    And if the whole thing was intended merely to give the UAE cover for a deal with Israel, why has Netanyahu, since signing the deal with the UAE, said he intends to go ahead with the annexation? Surely, if he does so, the deal will unravel.
    And if annexation is the major logistical exercise you claim, how come those who genuinely looked forward to the annexation, failed to spot the lack of preparation as the July deadline approached?
    One more thing: you will recall that Benny Gantz asked Netantahu to delay the annexation and prioritise the pandemic. Was this plea genuine or was Gantz in on the act?

    1. Thanks for the questions, Geoff.
      I think it's a mistake to amalgamate Trump's Peace Plan with the 'annexation'. The Plan included no mention of unilateral annexation -- that was a separate ploy. However, it also had an influence, by showing the PLO once again as stultified and rejectionist. The PLO made a huge mistake by not engaging with Trump. If they wanted to, they could have said: "Look, even the most pro-Israel US Administration admits that there is a Palestinian people entitled to a Palestinian state. We'll take that, thank you very much. As for the rest, it needs to be negotiated..." Remember that the Plan itself talked about negotiations and Kushner said several times that the Plan is not set in stone, but open for discussions and changes.

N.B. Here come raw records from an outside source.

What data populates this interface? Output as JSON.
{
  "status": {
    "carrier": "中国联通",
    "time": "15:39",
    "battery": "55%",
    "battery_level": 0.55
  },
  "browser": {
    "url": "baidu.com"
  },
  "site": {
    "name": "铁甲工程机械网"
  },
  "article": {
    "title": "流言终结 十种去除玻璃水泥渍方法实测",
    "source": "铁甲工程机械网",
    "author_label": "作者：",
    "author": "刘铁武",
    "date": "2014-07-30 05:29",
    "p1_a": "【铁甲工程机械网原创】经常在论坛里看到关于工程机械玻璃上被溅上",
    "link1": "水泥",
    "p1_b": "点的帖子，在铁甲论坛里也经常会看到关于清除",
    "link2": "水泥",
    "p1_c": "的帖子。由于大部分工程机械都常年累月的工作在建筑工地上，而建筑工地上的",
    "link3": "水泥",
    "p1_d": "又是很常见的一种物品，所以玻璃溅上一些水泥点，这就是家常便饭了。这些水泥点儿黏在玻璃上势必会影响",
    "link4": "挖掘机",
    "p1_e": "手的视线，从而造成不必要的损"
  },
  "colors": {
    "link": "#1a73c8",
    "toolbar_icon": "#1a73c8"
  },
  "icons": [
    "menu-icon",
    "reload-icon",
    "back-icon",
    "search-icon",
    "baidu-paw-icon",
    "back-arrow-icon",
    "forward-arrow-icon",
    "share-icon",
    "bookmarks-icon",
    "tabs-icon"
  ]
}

      Netanyahu still talks about annexation, as he did previously, while doing nothing about it. I believe he does this for several reasons: a) He plays to those parts of his domestic constituency which want 'annexation', or are uncomfortable with the idea of a Prime Minister performing a U-turn; b) what worked once with one Arab country may work again, there is nothing to be lost and potentially something to gain down the line by keeping the idea warm, albeit on the back burner; c) It creates a sort of counter-balance to the idea of the Palestinians 'owning' already the territory east of the Green Line -- potentially improving Israel's position in negotiations, if serious negotiations ever happen; d) if they don't happen, it gives Israel the option to unilaterally determine her eastern border at some point, depending on future circumstances.
      Some people indeed realised the lack of any practical preparations for 'annexation' on the ground. See for instance But people tended to blame this on Netanyahu's management style, rather than suspecting a ruse. It is of course easier to analyse things with the benefit of hindsight.
      Regarding Gantz, I don't really know. He has said several things, including in support of 'annexation'. At some point he said that he was not in on the deal with UAE -- but that may have been another ruse, related to the F-35 sale to UAE, which was separately negotiated between USA and Israel. It is all very complex and not easy to decipher. There are deals within deals within deals and on top of everything there is the rivalry between Netanyahu and Gantz. I believe the latter sees Netanyahu as a lame duck and wants to ease himself into the consciousness of Israelis as the next Prime Minister.
      Bottom line, however, there were many hints (including by UAE officials) that it was the threat of annexation that acted as the catalyst to the deal. We cannot expect to find the level of evidence that you would like; but on the balance of probabilities, it was quite clearly a ruse.

    2. Noru, allow me to propose an alternative to your ruse hypothesis. I have no doubt that Netanyahu genuinely wishes to annex as much of the West Bank as he’s allowed by the international community and by the US in particular. Plans to annex part of the WB were drawn up and, according to the Financial Times, were submitted to Jared Kushner for consideration.
      The plans for annexation, however, were scuppered by the European Union making threats and, more importantly, by the US getting cold feet. It was at this juncture that the UAE realised it could strike a deal with Israel (which both sides had been working towards for years) and which would get the latter off the annexation hook – wanting to annex territory but knowing that it couldn’t. So that’s my version of the story. Talk of annexation was not a ruse. It was genuine, but in the event, undoable.